Patent Pools and Clearinghouses in the Life Sciences: Back to the Future
Research Handbook on IP and the Life Sciences, D. Matthews & H. Zech (eds.), Edward Elgar, 2016, Forthcoming
31 Pages Posted: 10 Feb 2016
Date Written: February 9, 2016
Patents in the life sciences sector have sparked considerable debate over the past years. The grant of a series of patents for the screening of breast cancer (BRCA) genes led to wide controversy in Europe, the US and Australia. The grant of patents for plants resulting from essentially biological processes, also spurred stormy disputes. Decisions on the scope of plant biotech patents equally fueled a legal battle. Last but not least, the grant of patents for human embryonic stem cells in the US, triggered fierce discussions in Europe.
In the ongoing debate, concern has been expressed about the potential hindering effect on innovation of the continuous increase of patents in the life sciences. The academic debate on the possible discouraging impact of the proliferation of patents was set in motion by the seminal article from Heller and Eisenberg ‘Can Patents Deter Innovation? The Anti-commons in Biomedical Research’ in 1998.
Our past research aimed at contributing to the anti-commons debate in two ways. A first objective was to assess whether the prevailing assumption that an anti-commons problem was present in biomedical sciences held out in the field of human genetics. A second objective or our research was to explore solutions to the acclaimed anti-commons problem in the field of genetics. Rather than focusing on legislative (public ordering) measures, we explored to what extent collaborative licensing mechanisms (private ordering measures), such as patent pools and clearinghouses, could act as useful mechanisms to remedy possible adverse effects of fragmentation in the area of genetics.
The present paper aims at re-visiting our former insights in a present-day context. First, we re-examine the patent proliferation phenomenon and related anti-commons problem by investigating the patent growth and re-assessing the existence of patent thickets in the life sciences. Second, and most importantly, we re-visit the collaborative license solution, by taking stock of new models and trends and by carrying out an in-depth analysis of operative models. We close by summarizing lessons learned from the past, which might be meaningful for (re-)writing the future.
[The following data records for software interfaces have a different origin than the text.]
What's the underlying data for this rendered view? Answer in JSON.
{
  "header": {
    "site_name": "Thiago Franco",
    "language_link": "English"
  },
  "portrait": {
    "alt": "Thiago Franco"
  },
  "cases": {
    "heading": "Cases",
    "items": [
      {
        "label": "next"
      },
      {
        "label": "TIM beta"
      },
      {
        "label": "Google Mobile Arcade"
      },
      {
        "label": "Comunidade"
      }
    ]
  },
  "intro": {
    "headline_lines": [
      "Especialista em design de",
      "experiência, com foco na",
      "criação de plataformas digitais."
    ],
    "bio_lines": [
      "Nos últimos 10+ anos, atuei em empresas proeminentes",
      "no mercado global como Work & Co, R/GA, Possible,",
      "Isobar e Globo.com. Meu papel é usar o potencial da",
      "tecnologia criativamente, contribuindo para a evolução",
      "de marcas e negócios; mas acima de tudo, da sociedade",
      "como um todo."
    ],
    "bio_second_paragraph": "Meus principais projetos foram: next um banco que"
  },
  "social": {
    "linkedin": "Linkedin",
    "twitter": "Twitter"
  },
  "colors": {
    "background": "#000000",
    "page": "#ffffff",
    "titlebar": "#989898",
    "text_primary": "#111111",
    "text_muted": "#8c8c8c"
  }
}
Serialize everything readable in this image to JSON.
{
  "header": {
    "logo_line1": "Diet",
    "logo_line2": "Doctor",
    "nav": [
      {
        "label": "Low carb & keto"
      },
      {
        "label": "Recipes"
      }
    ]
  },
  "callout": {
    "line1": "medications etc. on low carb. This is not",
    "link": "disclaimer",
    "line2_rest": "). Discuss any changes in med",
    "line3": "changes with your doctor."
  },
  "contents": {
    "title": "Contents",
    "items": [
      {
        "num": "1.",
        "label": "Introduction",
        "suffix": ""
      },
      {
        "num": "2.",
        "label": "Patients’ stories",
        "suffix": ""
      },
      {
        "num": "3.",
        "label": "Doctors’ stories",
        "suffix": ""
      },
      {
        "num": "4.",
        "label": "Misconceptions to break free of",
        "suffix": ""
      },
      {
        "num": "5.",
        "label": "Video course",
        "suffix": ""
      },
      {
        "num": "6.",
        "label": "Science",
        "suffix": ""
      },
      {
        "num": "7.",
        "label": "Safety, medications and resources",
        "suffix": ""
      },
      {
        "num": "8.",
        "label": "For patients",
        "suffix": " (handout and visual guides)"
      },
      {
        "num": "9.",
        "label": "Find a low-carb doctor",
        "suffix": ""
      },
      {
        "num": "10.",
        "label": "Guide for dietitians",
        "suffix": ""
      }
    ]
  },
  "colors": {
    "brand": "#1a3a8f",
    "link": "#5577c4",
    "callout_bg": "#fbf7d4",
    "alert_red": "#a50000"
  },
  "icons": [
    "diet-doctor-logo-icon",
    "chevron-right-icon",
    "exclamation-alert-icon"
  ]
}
Keywords: Patents, Anti-commons, Patent thickets, Life sciences, Genes, Agriculture, Plants, Patent pools, Clearinghouses, Public Private partnership
JEL Classification: D23, D45, H 41, H51, I18, K11, L14, L4, L 65, O13, O31, O32, O34
Suggested Citation: Suggested Citation